How do you prepare for “high impact-low probability” events? That’s a phrase that crops up regularly in global warming research and insurance industry talk. It’s also one that’s given me increasing pause, especially since I’ve begun reading Nassim Nicholas Taleb’s “The Black Swan: The Impact of the Highly Improbable.”
Taleb’s argument is this: that it’s the low-probability, high-impact, random and unpredictable events that have shaped human history, rather than the events everyone “saw” coming (only in retrospect, typically).
Thinking about this, I realized the same argument applies to Earth’s history. How, after all, do we slice up 4.5 billion years of geological time? We use geologic periods whose boundaries are usually catastrophic — low-probability but high-impact — events.
For instance, the “Great Dying” between the Permian and Triassic ages around 250 million years ago, caused more species to die out than any other mass extinction event on Earth. One theory for its cause was a huge meteor impact — something that wasn’t predictable then, but might be today. Another hypothesis, though, suggests a sudden and massive release of clathrates, which are basically greenhouse gases stored in crystalline form under the floors of the oceans.
Now, consider the present day. There are still clathrates under the oceans and methane stored in permafrost. There are also tons of human-created carbon that has — until now — been safely stored away in the seas, soils, plants and trees. And there’s a body of scientific opinion that states we’re already in the midst of the Earth’s sixth mass extinction.
To all the uncertainties that already guide Earth’s path through time, we’re now deliberately throwing gasoline onto the fire in fhe form of ever-rising greenhouse gas emissions. In a recent study on “Florida and Climate Change,” Tufts University researchers Elizabeth A. Stanton and Frank Ackerman put it this way: we’re changing our deck of climate cards — already impossible to predict for each individual draw — by adding more cards that change the odds further.

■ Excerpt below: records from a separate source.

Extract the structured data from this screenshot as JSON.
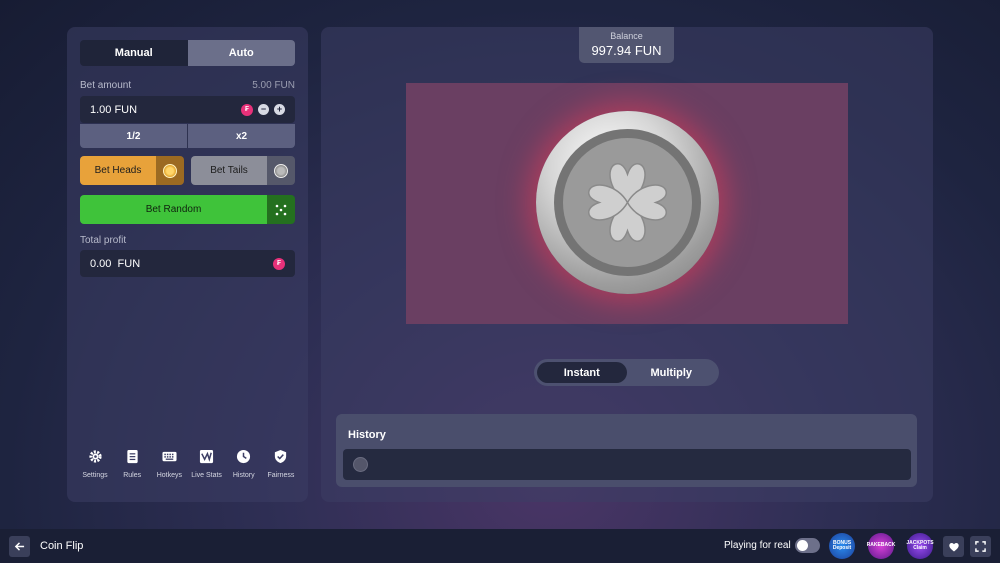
{
  "tabs": {
    "manual": "Manual",
    "auto": "Auto"
  },
  "bet": {
    "label": "Bet amount",
    "max_hint": "5.00 FUN",
    "value": "1.00 FUN",
    "half": "1/2",
    "double": "x2",
    "minus": "−",
    "plus": "+"
  },
  "buttons": {
    "heads": "Bet Heads",
    "tails": "Bet Tails",
    "random": "Bet Random"
  },
  "profit": {
    "label": "Total profit",
    "value": "0.00",
    "currency": "FUN"
  },
  "toolbar": [
    {
      "label": "Settings",
      "icon": "gear-icon"
    },
    {
      "label": "Rules",
      "icon": "document-icon"
    },
    {
      "label": "Hotkeys",
      "icon": "keyboard-icon"
    },
    {
      "label": "Live Stats",
      "icon": "chart-icon"
    },
    {
      "label": "History",
      "icon": "clock-icon"
    },
    {
      "label": "Fairness",
      "icon": "shield-check-icon"
    }
  ],
  "balance": {
    "label": "Balance",
    "value": "997.94 FUN"
  },
  "speed": {
    "instant": "Instant",
    "multiply": "Multiply"
  },
  "history": {
    "title": "History"
  },
  "footer": {
    "title": "Coin Flip",
    "real_label": "Playing for real",
    "real_enabled": false,
    "promos": [
      {
        "top": "BONUS",
        "bottom": "Deposit"
      },
      {
        "top": "RAKEBACK",
        "bottom": ""
      },
      {
        "top": "JACKPOTS",
        "bottom": "Claim"
      }
    ]
  },
  "colors": {
    "heads": "#e8a23a",
    "tails": "#8c8e99",
    "random": "#3fc33a",
    "currency": "#e8317a",
    "stage": "#6a3f62"
  }
}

That sounds to me like we’re making the “low probability-high impact” event even more probable. What do you think?